I had a hunch that we would be placed downtown. I was thinking about Swissotel Stamford and guessed it out loud on the bus. We continued driving over the bridge and turned off at the Singapore Flyer, then made our way onto North Bridge Road, Bras Basah and finally ... turned into the Swissotel! Wish I could be this accurate with guessing lottery numbers!


So that was really lucky for us to get this hotel. Check-in was quick. Again, appreciation for efficiency! I paid the standard SGD 2,000 for the 14 days, signed a few documents about abiding by the rules, e.g. not to leave the room and to wear a mask on the balcony. A balcony? Seriously, I cannot get luckier than that.


Dream Room


I said my goodbyes and wished good luck to the other quarantine participants. They were my last face-to-face contacts and now I had to be ready to be cocooned by myself for the next two weeks.

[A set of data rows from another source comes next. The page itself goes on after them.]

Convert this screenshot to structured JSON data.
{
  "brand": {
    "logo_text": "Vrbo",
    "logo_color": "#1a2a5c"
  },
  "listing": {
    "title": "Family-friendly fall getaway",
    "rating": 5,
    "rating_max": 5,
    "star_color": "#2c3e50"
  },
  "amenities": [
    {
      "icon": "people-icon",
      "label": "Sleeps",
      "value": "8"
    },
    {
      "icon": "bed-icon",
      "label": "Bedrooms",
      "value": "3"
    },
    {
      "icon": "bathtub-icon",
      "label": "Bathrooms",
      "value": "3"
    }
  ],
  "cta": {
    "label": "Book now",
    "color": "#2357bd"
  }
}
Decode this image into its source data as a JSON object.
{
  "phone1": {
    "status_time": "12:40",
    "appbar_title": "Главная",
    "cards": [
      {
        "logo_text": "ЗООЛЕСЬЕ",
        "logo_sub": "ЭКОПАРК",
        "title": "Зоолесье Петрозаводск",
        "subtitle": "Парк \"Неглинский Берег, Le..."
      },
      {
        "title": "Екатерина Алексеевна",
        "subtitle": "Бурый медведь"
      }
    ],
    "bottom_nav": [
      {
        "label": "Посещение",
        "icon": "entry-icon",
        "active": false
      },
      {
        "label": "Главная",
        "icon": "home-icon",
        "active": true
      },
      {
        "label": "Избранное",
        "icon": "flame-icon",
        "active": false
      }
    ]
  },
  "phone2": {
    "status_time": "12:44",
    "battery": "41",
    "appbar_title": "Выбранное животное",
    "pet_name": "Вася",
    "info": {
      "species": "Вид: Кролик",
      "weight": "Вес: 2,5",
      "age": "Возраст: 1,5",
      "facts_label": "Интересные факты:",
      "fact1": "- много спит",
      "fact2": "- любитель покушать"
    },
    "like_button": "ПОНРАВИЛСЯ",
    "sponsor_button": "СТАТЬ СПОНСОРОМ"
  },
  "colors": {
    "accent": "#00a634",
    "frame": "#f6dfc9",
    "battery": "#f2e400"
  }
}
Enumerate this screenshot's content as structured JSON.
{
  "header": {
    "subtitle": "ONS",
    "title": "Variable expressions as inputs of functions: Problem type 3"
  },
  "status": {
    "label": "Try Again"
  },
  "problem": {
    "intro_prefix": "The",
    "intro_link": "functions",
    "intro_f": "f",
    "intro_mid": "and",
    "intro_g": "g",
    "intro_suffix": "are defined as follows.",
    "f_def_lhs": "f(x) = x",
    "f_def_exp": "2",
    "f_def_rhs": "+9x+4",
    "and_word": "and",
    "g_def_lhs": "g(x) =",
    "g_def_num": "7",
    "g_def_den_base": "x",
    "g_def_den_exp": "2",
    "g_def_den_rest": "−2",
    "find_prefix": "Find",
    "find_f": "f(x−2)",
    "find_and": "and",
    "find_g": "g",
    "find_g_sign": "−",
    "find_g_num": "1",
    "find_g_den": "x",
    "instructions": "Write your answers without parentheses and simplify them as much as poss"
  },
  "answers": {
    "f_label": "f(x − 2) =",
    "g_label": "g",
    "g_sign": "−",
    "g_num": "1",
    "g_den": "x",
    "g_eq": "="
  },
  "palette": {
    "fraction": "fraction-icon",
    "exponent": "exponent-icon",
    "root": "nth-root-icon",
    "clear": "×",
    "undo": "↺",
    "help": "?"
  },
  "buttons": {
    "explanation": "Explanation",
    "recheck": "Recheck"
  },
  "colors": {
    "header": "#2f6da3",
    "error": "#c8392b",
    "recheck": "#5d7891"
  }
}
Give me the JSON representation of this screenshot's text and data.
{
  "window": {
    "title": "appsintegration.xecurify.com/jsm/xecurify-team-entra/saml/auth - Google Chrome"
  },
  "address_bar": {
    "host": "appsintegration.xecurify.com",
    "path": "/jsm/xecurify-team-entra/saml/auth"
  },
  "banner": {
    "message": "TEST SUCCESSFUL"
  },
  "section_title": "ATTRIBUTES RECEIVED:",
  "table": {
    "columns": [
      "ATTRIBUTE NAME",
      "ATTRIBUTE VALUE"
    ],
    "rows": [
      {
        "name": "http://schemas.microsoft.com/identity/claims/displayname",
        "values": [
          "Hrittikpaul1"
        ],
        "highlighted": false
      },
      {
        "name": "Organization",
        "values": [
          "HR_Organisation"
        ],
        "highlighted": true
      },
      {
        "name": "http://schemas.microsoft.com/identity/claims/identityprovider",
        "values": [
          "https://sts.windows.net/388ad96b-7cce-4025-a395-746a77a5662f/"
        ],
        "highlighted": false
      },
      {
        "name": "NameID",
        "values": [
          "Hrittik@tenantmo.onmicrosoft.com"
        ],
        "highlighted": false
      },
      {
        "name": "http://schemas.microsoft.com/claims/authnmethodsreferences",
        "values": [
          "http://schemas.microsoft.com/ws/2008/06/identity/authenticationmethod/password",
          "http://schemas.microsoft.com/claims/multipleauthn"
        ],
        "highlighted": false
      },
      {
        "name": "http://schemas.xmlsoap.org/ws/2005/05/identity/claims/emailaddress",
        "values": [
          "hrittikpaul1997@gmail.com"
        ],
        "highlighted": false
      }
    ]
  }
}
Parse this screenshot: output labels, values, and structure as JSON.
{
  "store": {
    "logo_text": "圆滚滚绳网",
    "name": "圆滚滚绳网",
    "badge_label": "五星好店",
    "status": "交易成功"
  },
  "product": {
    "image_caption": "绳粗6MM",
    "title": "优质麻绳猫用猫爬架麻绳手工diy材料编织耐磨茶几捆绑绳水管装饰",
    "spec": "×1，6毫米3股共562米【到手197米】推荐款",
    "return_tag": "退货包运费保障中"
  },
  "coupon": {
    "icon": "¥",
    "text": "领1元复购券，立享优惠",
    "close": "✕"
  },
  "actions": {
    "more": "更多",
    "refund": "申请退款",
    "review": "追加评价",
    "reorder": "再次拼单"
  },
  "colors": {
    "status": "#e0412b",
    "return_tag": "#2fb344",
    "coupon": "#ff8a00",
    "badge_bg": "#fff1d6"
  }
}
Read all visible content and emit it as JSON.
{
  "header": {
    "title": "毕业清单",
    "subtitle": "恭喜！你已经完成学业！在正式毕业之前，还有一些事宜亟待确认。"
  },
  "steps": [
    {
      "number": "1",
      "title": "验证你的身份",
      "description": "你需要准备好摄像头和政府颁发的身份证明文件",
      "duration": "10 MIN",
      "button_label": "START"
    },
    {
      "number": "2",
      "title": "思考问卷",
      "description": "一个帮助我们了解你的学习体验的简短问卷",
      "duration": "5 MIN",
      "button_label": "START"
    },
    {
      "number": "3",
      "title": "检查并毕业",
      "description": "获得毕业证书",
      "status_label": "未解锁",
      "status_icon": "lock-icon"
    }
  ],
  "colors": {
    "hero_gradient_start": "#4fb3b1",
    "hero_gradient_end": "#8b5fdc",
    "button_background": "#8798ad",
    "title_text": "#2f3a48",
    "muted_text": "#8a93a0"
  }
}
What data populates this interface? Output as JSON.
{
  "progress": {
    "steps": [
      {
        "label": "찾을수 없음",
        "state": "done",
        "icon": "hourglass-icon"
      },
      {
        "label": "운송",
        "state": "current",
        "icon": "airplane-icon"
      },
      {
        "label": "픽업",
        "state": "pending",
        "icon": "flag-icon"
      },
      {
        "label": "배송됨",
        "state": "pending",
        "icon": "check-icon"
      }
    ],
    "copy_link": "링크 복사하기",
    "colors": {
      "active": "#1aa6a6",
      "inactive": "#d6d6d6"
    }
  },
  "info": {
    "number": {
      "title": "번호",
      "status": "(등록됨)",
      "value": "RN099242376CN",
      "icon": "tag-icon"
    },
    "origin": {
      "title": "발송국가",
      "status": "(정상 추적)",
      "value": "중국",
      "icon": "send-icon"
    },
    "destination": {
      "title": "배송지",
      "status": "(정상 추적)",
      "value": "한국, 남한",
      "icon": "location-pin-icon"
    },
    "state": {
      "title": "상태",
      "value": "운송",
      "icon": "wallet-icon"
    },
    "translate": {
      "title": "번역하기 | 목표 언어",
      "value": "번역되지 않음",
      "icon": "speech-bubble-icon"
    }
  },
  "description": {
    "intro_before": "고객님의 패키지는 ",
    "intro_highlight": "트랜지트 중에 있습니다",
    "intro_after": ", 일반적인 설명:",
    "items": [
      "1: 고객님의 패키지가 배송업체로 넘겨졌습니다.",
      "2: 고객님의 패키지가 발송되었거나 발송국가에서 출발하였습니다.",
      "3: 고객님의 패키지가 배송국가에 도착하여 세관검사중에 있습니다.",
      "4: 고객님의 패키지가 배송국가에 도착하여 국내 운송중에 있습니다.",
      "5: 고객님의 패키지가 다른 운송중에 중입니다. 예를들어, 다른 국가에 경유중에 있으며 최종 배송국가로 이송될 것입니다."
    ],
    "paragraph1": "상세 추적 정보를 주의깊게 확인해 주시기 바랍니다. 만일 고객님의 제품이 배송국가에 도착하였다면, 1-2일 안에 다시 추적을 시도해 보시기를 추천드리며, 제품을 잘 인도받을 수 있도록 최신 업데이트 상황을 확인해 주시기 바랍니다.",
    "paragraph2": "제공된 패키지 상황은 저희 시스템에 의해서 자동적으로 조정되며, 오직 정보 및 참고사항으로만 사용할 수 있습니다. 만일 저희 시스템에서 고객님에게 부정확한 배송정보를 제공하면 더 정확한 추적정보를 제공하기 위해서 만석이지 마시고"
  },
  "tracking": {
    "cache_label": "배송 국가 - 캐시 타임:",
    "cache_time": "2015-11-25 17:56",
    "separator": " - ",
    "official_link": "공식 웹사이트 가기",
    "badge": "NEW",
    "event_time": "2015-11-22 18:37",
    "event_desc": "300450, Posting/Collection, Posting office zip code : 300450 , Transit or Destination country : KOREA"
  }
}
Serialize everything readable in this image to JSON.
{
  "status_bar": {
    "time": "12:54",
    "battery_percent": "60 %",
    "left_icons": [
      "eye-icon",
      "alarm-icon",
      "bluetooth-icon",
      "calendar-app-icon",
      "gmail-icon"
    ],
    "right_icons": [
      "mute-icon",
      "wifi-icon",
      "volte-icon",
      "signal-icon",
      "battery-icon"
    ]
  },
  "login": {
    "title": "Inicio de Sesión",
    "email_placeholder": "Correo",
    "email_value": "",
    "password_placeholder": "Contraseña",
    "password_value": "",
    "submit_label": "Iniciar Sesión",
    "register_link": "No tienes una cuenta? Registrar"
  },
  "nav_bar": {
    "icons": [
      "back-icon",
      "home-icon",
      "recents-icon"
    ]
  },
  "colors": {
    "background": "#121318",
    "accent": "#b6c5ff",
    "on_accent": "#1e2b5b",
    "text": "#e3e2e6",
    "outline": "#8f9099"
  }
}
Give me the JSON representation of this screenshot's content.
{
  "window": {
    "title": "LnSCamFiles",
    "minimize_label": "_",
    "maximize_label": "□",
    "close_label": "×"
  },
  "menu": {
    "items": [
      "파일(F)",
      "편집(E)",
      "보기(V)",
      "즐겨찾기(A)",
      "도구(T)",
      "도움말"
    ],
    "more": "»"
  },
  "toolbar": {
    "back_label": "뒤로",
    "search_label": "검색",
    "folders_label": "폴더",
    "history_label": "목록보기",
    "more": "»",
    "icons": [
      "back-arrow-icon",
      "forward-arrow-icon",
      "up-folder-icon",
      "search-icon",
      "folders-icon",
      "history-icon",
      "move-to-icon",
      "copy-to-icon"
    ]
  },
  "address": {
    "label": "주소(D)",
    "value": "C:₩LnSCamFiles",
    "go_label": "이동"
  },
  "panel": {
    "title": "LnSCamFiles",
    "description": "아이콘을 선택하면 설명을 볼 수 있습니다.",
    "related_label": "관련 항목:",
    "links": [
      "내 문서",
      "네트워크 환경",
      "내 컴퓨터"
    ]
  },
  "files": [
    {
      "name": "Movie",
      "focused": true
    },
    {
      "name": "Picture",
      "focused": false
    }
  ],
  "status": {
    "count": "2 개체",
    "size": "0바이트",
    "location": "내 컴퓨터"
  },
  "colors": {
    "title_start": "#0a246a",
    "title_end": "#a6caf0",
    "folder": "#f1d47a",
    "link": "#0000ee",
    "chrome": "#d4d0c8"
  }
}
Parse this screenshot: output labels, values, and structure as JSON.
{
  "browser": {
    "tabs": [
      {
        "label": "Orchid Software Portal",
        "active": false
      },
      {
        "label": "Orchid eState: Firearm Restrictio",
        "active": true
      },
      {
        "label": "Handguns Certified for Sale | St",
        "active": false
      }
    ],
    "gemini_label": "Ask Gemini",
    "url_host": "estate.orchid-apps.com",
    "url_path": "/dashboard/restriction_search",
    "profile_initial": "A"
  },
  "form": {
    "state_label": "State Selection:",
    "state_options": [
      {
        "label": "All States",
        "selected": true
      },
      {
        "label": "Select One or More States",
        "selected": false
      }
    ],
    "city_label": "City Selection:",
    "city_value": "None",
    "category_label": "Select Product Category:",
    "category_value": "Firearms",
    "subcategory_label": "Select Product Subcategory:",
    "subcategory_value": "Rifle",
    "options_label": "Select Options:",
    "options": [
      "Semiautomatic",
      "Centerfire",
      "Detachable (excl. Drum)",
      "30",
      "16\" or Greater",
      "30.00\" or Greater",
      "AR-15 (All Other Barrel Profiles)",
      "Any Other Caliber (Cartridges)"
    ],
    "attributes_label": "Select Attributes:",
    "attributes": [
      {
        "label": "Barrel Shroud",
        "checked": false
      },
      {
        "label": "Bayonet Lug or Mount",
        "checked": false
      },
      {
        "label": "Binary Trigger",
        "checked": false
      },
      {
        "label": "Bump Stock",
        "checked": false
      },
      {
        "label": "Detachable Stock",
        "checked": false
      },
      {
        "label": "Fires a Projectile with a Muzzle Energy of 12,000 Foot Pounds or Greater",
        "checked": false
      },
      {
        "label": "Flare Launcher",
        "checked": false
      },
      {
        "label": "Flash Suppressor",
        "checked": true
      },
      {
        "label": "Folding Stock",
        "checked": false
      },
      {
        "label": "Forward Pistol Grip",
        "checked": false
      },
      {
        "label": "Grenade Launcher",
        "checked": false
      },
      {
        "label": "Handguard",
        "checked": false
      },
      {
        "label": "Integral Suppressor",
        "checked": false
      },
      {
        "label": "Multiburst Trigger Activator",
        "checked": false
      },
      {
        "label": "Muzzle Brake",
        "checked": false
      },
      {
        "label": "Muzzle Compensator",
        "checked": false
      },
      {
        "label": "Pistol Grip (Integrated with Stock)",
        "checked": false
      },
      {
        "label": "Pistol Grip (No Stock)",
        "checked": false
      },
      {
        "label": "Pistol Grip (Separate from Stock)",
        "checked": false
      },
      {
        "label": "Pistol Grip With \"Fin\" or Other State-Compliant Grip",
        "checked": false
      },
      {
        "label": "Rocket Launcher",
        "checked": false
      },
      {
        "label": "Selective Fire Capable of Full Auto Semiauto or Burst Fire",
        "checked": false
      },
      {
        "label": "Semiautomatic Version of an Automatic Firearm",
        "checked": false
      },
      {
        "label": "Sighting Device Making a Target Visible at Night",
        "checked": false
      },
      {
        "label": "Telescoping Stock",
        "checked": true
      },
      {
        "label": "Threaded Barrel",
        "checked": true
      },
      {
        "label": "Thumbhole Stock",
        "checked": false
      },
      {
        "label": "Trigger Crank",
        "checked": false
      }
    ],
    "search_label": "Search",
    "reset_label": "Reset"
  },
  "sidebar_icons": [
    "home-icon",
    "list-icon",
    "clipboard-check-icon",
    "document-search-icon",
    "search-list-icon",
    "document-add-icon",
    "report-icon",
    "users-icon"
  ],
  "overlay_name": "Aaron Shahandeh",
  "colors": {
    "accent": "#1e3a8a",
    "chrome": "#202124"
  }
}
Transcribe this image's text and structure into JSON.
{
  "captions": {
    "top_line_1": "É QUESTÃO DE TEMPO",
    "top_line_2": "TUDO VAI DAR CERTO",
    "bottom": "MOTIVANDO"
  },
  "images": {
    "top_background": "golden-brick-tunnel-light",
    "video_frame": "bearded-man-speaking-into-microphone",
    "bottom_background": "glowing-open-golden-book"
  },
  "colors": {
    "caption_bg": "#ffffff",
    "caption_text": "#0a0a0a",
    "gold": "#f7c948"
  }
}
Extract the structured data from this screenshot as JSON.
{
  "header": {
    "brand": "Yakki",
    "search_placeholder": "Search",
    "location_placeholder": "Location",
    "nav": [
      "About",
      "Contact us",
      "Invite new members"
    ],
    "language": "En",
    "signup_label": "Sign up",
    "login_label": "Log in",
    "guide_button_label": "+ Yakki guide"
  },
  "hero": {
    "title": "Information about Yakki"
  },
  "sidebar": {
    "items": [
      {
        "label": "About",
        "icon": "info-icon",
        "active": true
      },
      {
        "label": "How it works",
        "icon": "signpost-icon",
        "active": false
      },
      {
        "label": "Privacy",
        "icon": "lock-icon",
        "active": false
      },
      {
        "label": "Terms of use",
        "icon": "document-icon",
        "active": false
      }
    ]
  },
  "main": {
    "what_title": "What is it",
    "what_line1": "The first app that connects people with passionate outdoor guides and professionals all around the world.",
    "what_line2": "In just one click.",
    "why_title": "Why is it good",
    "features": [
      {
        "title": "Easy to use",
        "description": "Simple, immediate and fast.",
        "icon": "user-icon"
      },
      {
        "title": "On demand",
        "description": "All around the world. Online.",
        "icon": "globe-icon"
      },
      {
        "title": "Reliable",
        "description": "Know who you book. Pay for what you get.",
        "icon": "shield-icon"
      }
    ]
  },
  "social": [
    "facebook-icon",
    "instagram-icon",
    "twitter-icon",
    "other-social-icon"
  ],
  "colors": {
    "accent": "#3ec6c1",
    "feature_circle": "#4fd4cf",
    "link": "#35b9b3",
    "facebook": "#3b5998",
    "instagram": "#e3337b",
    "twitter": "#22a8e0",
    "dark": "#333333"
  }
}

I made my way to my room and I must say I was very pleasantly surprised, even delighted with the room. Imagine this - 35th floor, spacious, two beds, LED TV, fridge, bath, desk, balcony and a view overlooking one of Singapore best skyline, the Padang, Cricket Club and CBD area — spectacular!



Food Delivery


We had to order food on the day before by scanning a QR code and filling out the menu online. There were three options each for breakfast, lunch and dinner. The food was good, mainly a fusion of Singaporean, Malay and Indian with some western options. The portions were decent, adequate and served in a plastic tray and always piping hot. There were some vegetarian options too which were good. I was grateful for the attention to detail and options.


I managed a few days on these meals alone but then discovered Deliveroo and did on occasion succumb to ordering a sandwich or two and some items from Cold Storage including fruit, nuts, yoghurt, some chocolate and dare I say it, some Carlsberg. Items were delivered to the door within 30 minutes of being delivered downstairs. I have to say, I was pleasantly surprised and relieved that I was able to get the food I needed (or craved) and all with such excellent organisation.




I received a daily call from the Ministry of Health to check in on my mental health and I was given a number to call should I have any questions about the stay or the process.

Stay Safe, Stay Busy